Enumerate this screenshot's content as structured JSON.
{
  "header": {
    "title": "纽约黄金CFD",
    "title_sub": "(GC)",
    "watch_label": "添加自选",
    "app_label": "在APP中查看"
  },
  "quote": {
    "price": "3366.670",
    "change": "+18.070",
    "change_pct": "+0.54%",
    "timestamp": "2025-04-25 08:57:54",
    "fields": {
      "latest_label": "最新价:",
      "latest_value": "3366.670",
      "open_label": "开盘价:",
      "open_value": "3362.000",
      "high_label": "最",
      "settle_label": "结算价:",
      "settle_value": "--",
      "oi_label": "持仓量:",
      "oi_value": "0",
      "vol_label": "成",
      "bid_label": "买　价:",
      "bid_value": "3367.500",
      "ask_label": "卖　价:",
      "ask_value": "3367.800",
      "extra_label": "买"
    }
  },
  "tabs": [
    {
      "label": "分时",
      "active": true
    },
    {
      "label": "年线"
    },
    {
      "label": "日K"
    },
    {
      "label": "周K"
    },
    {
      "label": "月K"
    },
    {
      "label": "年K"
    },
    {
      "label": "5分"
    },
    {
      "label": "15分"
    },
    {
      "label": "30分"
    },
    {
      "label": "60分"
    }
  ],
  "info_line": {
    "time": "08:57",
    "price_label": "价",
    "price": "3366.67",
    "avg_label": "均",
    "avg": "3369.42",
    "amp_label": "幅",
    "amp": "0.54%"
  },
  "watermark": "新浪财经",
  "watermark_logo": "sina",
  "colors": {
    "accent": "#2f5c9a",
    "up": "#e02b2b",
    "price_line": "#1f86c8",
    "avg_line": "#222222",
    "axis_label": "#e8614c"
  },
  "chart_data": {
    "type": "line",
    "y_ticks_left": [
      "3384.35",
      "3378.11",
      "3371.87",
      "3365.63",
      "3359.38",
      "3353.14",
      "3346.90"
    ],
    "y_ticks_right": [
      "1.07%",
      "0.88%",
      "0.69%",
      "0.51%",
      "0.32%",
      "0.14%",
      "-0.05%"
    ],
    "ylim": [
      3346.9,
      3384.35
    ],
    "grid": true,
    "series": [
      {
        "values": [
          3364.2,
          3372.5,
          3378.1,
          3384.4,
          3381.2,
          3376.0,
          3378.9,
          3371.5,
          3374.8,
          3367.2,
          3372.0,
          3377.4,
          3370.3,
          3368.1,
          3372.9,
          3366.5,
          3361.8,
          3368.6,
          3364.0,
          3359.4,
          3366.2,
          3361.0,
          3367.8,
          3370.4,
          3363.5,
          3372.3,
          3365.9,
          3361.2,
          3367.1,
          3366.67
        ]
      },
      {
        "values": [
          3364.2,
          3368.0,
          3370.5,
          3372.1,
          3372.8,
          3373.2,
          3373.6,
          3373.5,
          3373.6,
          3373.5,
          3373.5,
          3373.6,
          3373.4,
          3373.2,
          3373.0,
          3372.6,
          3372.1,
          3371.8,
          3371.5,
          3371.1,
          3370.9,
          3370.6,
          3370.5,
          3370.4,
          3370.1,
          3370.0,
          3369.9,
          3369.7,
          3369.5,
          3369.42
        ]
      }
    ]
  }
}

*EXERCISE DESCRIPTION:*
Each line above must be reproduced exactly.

*EXERCISE SOLUTION:*
Enumerate this screenshot's content as structured JSON.
{
  "header": {
    "title": "纽约黄金CFD",
    "title_sub": "(GC)",
    "watch_label": "添加自选",
    "app_label": "在APP中查看"
  },
  "quote": {
    "price": "3366.670",
    "change": "+18.070",
    "change_pct": "+0.54%",
    "timestamp": "2025-04-25 08:57:54",
    "fields": {
      "latest_label": "最新价:",
      "latest_value": "3366.670",
      "open_label": "开盘价:",
      "open_value": "3362.000",
      "high_label": "最",
      "settle_label": "结算价:",
      "settle_value": "--",
      "oi_label": "持仓量:",
      "oi_value": "0",
      "vol_label": "成",
      "bid_label": "买　价:",
      "bid_value": "3367.500",
      "ask_label": "卖　价:",
      "ask_value": "3367.800",
      "extra_label": "买"
    }
  },
  "tabs": [
    {
      "label": "分时",
      "active": true
    },
    {
      "label": "年线"
    },
    {
      "label": "日K"
    },
    {
      "label": "周K"
    },
    {
      "label": "月K"
    },
    {
      "label": "年K"
    },
    {
      "label": "5分"
    },
    {
      "label": "15分"
    },
    {
      "label": "30分"
    },
    {
      "label": "60分"
    }
  ],
  "info_line": {
    "time": "08:57",
    "price_label": "价",
    "price": "3366.67",
    "avg_label": "均",
    "avg": "3369.42",
    "amp_label": "幅",
    "amp": "0.54%"
  },
  "watermark": "新浪财经",
  "watermark_logo": "sina",
  "colors": {
    "accent": "#2f5c9a",
    "up": "#e02b2b",
    "price_line": "#1f86c8",
    "avg_line": "#222222",
    "axis_label": "#e8614c"
  },
  "chart_data": {
    "type": "line",
    "y_ticks_left": [
      "3384.35",
      "3378.11",
      "3371.87",
      "3365.63",
      "3359.38",
      "3353.14",
      "3346.90"
    ],
    "y_ticks_right": [
      "1.07%",
      "0.88%",
      "0.69%",
      "0.51%",
      "0.32%",
      "0.14%",
      "-0.05%"
    ],
    "ylim": [
      3346.9,
      3384.35
    ],
    "grid": true,
    "series": [
      {
        "values": [
          3364.2,
          3372.5,
          3378.1,
          3384.4,
          3381.2,
          3376.0,
          3378.9,
          3371.5,
          3374.8,
          3367.2,
          3372.0,
          3377.4,
          3370.3,
          3368.1,
          3372.9,
          3366.5,
          3361.8,
          3368.6,
          3364.0,
          3359.4,
          3366.2,
          3361.0,
          3367.8,
          3370.4,
          3363.5,
          3372.3,
          3365.9,
          3361.2,
          3367.1,
          3366.67
        ]
      },
      {
        "values": [
          3364.2,
          3368.0,
          3370.5,
          3372.1,
          3372.8,
          3373.2,
          3373.6,
          3373.5,
          3373.6,
          3373.5,
          3373.5,
          3373.6,
          3373.4,
          3373.2,
          3373.0,
          3372.6,
          3372.1,
          3371.8,
          3371.5,
          3371.1,
          3370.9,
          3370.6,
          3370.5,
          3370.4,
          3370.1,
          3370.0,
          3369.9,
          3369.7,
          3369.5,
          3369.42
        ]
      }
    ]
  }
}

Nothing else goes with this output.